In March when the phoebe alights at the top of the highest sugar maple at the edge of the pasture, it will sing its way up the brook, drawing nearer to its ancestral family home, a mossy nest cradled under the eaves. The phoebe will sweep down to its favorite summer perch, pump its tail and utter a familiar, buzzy phrase not heard for many long months: "Fee-bee!"
Phoebe annually undertakes her arduous journey of a thousand miles to the very spot where she was born – a joyous homecoming, a triumph of instinct. The annual milestone marks the return of my summer alarm clock, all the local birds who sing at daybreak outside the open bedroom windows for a few short months in spring and early summer.
Phoebe isn't alone. Her return is multiplied tens of millions of times across the northern forest as spring progresses. Peak nights of spring migration are termed a "fallout" when a warm front advances from the southwest and birds tumble into New England forests from the night sky. Avian arrivals seem to occupy every branch – dozens of species, millions of individuals. They snatch blackflys from the air and glean tiny spiders and aphids from unfurling maple flowers and pick at fir cone seeds in lichen-festooned, mountain forests. Each acre hosts a complement of breeding birds: warblers, wrens, woodpeckers, thrushes, thrashers, titmice, flycatchers and flickers, sparrows and swallows. They feed, sing, begin aerial courtship displays and launch spirited territorial defense prior to mating, building nests and laying their eggs.

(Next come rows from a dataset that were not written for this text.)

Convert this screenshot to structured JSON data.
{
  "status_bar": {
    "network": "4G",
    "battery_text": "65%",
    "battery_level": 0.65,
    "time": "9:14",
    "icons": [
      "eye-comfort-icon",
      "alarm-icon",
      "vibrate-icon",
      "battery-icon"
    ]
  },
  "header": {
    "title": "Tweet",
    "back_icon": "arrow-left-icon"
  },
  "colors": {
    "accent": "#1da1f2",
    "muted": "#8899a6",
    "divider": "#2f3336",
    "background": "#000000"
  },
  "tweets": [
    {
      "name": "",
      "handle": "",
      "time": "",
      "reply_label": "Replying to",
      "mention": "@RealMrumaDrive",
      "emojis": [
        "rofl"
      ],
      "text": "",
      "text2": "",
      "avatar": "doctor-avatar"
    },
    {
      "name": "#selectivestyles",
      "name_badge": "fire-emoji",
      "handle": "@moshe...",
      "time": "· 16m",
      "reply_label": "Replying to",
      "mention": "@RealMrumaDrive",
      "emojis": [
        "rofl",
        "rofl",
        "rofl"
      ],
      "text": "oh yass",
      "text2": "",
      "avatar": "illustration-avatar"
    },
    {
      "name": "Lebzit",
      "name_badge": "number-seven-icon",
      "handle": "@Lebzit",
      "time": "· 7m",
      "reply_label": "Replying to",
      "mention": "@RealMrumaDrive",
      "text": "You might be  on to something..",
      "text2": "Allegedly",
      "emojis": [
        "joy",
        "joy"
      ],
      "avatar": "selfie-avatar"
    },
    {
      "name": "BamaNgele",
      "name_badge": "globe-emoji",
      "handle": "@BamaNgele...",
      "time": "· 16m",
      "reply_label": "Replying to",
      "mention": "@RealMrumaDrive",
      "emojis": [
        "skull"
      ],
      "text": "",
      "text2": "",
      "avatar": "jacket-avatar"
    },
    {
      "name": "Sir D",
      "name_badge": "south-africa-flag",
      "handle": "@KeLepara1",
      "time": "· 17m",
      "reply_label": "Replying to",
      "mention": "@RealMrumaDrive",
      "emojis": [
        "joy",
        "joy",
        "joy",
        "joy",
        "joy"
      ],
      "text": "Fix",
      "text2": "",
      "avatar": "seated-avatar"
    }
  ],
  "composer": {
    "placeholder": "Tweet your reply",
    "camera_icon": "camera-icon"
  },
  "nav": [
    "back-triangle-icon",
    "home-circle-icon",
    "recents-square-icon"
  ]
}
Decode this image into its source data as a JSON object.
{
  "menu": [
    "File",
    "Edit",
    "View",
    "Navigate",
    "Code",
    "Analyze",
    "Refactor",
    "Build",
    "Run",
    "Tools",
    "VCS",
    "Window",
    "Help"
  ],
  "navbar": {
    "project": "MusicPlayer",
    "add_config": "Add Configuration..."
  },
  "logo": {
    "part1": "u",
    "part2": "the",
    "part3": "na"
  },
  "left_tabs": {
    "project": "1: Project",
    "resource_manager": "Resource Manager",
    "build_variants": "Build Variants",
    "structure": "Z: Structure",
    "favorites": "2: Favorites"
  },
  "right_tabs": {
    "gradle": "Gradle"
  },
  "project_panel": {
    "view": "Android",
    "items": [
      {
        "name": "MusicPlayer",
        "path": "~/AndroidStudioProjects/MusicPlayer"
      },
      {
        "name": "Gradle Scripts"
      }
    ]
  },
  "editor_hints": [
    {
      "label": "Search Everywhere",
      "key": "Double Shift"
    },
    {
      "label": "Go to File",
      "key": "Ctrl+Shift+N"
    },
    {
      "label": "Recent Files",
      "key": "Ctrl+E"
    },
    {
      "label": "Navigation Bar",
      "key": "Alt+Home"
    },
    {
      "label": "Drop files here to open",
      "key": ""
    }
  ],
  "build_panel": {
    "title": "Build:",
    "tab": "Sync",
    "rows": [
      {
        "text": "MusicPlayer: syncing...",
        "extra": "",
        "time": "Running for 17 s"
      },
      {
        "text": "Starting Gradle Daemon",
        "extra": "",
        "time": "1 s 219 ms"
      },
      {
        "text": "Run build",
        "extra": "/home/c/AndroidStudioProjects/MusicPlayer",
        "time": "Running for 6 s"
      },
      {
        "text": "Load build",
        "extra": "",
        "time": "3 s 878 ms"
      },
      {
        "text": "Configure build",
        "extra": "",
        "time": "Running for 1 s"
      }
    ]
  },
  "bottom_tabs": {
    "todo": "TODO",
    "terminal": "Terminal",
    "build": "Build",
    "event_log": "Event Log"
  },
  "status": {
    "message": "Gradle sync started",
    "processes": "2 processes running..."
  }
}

The sheer number of birds returning to my forested valley is mind-boggling. Hundreds of warblers, perhaps thousands will breed and raise their young within a few miles of where I sit gazing, dreaming and multiplying unfathomable bird densities. Tens of thousands of warblers I'm sure will move through my valley before too long.
Beyond the local mountain peaks – Monadnock, Lovewell, Sunapee and Kearsarge – rise the Green Mountains in Vermont and Berkshires of Massachusetts. To my north beyond Ragged and Cardigan, lie the Belknap, Ossipee and Sandwich ranges of the Lakes Region, Franconia and Crawford Notch, The Presidentials, Carter-Moriah, Pilot Range and Mahoosucs. Across a vast twenty-six million acre Northern Forest stretching from upstate New York to northernmost Maine and into the Canadian Maritime Provinces, my calculations of migrating bird densities breaks-down. Farther than the eye can see on the clearest of cloudless days, lie millions of acres of forests, fields, bogs, wetlands, lakes, rivers, and alpine terraces of mountain peaks soon to be brimming with birdsong!
Each migrant bird has a destination: a mountain or river valley, an individual tree branch upon which it intends to build its nest, lay eggs and raise young. The survival of their race ultimately depends on the conservation of their preferred habitats – a few thousand acres here, a few hundred more acres there. The vast tapesty is woven of millions of individual strands. The spring migration is a powerful reminder that we are caretakers of the birds' summer homes. We are stewards of this forested landscape. It does not belong to us alone. We have obligations to unseen neighbors and future generations.
That's what I think about as late winter daydreams lead back to anticipation of a single phoebe, aglow in spring sunlight, perched on a branch of a gnarled, old sugar maple, head thrown back against the sky, singing.